|Edward Carrington's toppled gravestone in Center Cemetery in rural Colebrook, Conn.|
|Carrington was only 27 when he died on March 6, 1865, a little more than a month|
before Lee surrendered to Grant.
Toppled and broken into three pieces, Edward Carrington's marble gravestone lay in the grass, apparently a demise by natural causes. Harsh Connecticut winters and gravity were the culprits, a caretaker of Center Cemetery in rural Colebrook told me Saturday morning. Although the stone won't be fixed by Memorial Day, he assured me it would be repaired.
|A lieutenant in the 143rd New York,|
Edward Carrington was an 1859 graduate of Yale.
(Photo: Colebrook Historical Society)
A lieutenant in the 143rd New York, Carrington survived battles at Chancellorsville, Gettysburg, the Wilderness and Kennesaw Mountain only to die in an obscure scrap while on detached duty at the Battle of Natural Bridge in St. Marks, Fla., a little more than a month before the Civil War officially ended. The Rebel bullet that killed him on March 6, 1865, tore through the front of his small uniform jacket, ripped through his liver and exited through the back. He was only 27.
Born in Hartford on Feb. 15, 1838, Edward was the son of Sarah Ann and Edward Carrington Sr., who moved to Colebrook when their son was young.
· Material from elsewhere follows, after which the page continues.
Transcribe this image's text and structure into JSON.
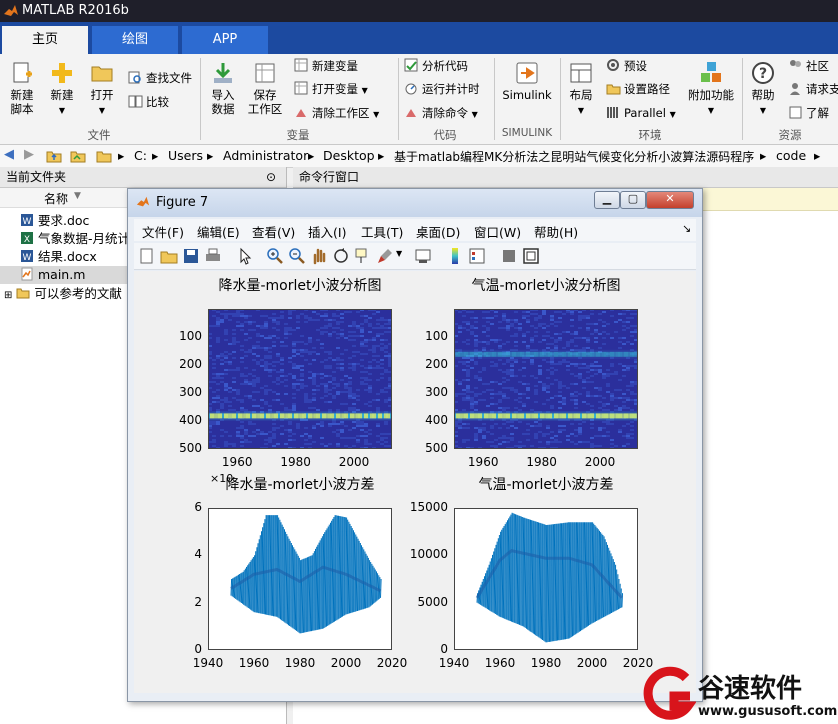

A brilliant man, Carrington graduated in 1859 from Yale, where he was class valedictorian, and earned a law degree from Columbia, graduating in 1861 with highest honors. "Although I
have familiarly known many thousands of young men coming from all parts of the
country," a Columbia professor wrote, "I have never been acquainted with one who has so much impressed me by his native gifts as he." (Hat tip: Bob Grigg.)
When war broke out, Carrington was working as a lawyer in New York. After the death of his former Yale classmate, Lieutenant Deiday Hannas of the 6th New York Cavalry, on Sept. 10, 1862, Carrington was especially motivated to join the Union army. He enlisted as a 2nd lieutenant on Oct. 27, 1862. At Kennesaw Mountain in the summer of 1864, every soldier on the commanding general's staff was wounded -- except for Carrington, whose luck ran out in the spring of 1865.
"But in the advance upon St. Mark's, he was, as always, in his place, at the post of danger, and death, that 'loves a shining mark,' sought him there and laid him low," the New York Times noted in an obituary published March 27, 1865. "His only brother is Adjutant in a colored regiment in the Army of the Potomac. May Heaven heal the bitter wound caused by the death of the one, and spare their many friends the pain of the fall of the other."
|The uniform jacket that Edward Carrington wore the day he died, with bullet|
entry wound at bottom left, is in the vault of the Colebrook (Conn.) Historical Society.
|Close-ups of where the bullet that killed Edward Carrington entered (left) |
and exited his uniform jacket.